Once we have data available, we can analyze and understand the phenomena we're experiencing. For instance, with data we may be able to identify botnet command and control hosts; understand who's actually behind the spam that's flooding our users' accounts; use one bad domain to find other, related, equally bad domains; determine who's injecting more specific routes and hijacking our network prefixes; make decisions about problematic network ranges, including the potential consequences of filtering traffic to/from those problematic ranges.
Analysis and understanding ultimately enables action: firewall administrators can filter attack traffic; block list operators can list problematic IPs or domains; law enforcement can initiate investigations; ISPs can terminate problematic customers for cause; or the community can even develop new protocols to address pressing concerns.
But none of us can collect all the data that we'd like to have, or that we need to have. We need to collaborate with each other by sharing data and other resources.
Collaboration can be hard: data availability is often a matter of "feast or famine" -- we're either trying to "drink from the firehose" without drowning, or we can find ourself in a position where getting access to any data at all, or at least the right data, can be quite difficult. Data management can also be daunting -- storing, searching, and effectively using terabytes of data is a non-trivial undertaking. Simply deciding on a format to use to store or share data can sometimes be more of a problem than one might think: should we use IETF-standardized formats? What then if a major provider may use their own proprietary format, instead?

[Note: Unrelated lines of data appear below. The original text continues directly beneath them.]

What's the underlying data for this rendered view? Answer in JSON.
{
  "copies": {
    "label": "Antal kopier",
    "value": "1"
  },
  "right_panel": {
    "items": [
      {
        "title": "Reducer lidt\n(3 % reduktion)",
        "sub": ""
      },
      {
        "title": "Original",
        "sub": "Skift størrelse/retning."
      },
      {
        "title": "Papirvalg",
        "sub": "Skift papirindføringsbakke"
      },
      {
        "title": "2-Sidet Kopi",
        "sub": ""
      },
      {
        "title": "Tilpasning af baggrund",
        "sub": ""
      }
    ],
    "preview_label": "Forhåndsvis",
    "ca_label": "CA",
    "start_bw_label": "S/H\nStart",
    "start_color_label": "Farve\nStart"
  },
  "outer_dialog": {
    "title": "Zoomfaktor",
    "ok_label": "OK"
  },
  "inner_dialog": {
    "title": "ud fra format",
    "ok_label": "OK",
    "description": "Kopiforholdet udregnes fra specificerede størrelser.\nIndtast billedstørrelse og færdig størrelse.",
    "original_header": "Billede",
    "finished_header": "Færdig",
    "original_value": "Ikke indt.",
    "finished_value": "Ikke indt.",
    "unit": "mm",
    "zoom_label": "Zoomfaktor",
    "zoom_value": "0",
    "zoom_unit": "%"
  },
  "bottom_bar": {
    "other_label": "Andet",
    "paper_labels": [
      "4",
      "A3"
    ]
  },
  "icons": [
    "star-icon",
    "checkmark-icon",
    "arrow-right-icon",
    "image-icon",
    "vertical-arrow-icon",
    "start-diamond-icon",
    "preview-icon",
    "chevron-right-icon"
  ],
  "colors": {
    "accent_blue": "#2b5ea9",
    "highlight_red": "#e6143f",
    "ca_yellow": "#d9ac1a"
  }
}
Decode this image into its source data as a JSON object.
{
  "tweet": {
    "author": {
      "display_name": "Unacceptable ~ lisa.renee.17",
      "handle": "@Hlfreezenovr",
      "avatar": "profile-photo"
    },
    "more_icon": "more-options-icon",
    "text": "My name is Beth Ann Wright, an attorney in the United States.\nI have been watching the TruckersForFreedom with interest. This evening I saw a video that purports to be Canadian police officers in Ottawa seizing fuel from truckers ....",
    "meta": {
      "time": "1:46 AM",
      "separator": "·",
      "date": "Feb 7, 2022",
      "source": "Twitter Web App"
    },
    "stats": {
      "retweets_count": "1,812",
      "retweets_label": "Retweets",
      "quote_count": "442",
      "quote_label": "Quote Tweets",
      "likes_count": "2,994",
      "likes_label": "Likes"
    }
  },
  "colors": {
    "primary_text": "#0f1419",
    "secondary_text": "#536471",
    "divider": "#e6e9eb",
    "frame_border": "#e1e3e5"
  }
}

That background should give you an idea of what this workshop's about, and the fundamental challenge we'd like to address: how can we better work together to share data and make a difference when dealing with operational cyber security issues? We believe that attendees will gain valuable new insights from the workshop, make useful professional contacts, and contribute to recommendations meant to factilitate future data-driven collaborative security initiatives.
ACKNOWLEDGEMENTS: This workshop has been underwritten by a grant from the Department of Justice, as well as through the generous support and assistance of UMBC and Internet2.
PROGRAM COMMITTEE: We would also like to acknowledge the valuable contributions and hard work of our program committee for this workshop:
- Brian Allen, Washington U. - St. Louis
- Renee Frost, Internet2
- Terry Gray, U. Washington
- Minaxi Gupta, Indiana U.
- Ken Klingenstein, Internet2
- Chris Misra, U. Massachusetts
- Jose Nazario, Arbor Networks
- Michael O'Reirdan, Comcast, MAAWG
- Doug Pearson, REN-ISAC
- Mark Poepping, Carnegie Mellon U.
- Henry Stern, Cisco
- Joe St Sauver, Internet2/U. Oregon (Chair)
- Michael Van Norman, UCLA
- Paul Vixie, ISC
QUESTIONS? Please contact us at firstname.lastname@example.org or feel free to get in touch with Joe St Sauver, Internet2 Security Programs Manager at 541-346-1720 or email@example.com or firstname.lastname@example.org.